### DATA PROVIDED
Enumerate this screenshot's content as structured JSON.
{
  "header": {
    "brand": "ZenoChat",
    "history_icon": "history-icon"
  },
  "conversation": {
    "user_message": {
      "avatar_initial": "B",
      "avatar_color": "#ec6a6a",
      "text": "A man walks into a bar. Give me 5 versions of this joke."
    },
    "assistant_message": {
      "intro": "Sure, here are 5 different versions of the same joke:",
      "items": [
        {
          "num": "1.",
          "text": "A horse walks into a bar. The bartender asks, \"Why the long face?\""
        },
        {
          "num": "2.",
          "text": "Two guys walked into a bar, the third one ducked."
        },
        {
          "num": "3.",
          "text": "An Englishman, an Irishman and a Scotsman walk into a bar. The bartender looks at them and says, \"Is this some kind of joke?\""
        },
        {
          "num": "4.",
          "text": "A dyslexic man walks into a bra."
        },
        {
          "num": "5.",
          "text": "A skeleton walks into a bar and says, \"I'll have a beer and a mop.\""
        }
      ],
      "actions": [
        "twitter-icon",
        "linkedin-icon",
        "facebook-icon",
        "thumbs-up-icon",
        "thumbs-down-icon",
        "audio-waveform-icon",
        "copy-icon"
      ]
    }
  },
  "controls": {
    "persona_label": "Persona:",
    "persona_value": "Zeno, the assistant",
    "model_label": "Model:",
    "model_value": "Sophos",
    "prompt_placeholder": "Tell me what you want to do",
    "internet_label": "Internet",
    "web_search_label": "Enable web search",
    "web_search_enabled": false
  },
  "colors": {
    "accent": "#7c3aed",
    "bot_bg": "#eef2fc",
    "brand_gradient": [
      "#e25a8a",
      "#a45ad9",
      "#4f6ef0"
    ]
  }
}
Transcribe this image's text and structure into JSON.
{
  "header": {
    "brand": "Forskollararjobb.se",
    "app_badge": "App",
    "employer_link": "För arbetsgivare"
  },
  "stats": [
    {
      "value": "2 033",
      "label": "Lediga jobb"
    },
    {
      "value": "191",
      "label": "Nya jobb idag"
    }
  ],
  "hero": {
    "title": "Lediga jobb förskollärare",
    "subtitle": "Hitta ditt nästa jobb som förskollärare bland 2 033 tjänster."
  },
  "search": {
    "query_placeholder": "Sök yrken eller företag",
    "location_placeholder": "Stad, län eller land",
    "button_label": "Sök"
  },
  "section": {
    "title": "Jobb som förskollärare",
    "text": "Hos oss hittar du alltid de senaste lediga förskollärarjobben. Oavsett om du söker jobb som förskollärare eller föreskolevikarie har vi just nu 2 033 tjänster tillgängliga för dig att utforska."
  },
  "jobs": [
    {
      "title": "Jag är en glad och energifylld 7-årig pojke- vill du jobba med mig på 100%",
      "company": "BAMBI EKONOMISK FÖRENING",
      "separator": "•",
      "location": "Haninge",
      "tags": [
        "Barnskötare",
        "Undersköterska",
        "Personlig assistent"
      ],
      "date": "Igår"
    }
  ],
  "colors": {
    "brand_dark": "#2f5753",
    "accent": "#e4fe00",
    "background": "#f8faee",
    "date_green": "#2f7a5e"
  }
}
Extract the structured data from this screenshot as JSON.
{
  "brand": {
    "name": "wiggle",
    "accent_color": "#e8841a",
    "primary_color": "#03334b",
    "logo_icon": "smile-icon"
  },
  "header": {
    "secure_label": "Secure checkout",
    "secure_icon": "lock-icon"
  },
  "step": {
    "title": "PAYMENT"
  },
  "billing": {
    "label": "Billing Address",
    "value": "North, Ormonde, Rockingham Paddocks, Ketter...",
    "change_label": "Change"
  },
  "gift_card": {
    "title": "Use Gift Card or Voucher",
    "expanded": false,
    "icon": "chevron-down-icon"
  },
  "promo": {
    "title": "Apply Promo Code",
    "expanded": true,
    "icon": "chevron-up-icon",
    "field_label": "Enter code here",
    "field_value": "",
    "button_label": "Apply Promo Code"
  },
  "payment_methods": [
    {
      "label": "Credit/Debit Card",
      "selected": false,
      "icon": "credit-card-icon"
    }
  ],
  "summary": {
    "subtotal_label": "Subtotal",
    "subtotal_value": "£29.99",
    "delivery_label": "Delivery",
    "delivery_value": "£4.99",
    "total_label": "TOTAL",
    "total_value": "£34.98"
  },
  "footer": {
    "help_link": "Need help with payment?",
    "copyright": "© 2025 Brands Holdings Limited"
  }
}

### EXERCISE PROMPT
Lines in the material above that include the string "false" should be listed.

### EXERCISE ANSWER
    "web_search_enabled": false
    "expanded": false,
      "selected": false,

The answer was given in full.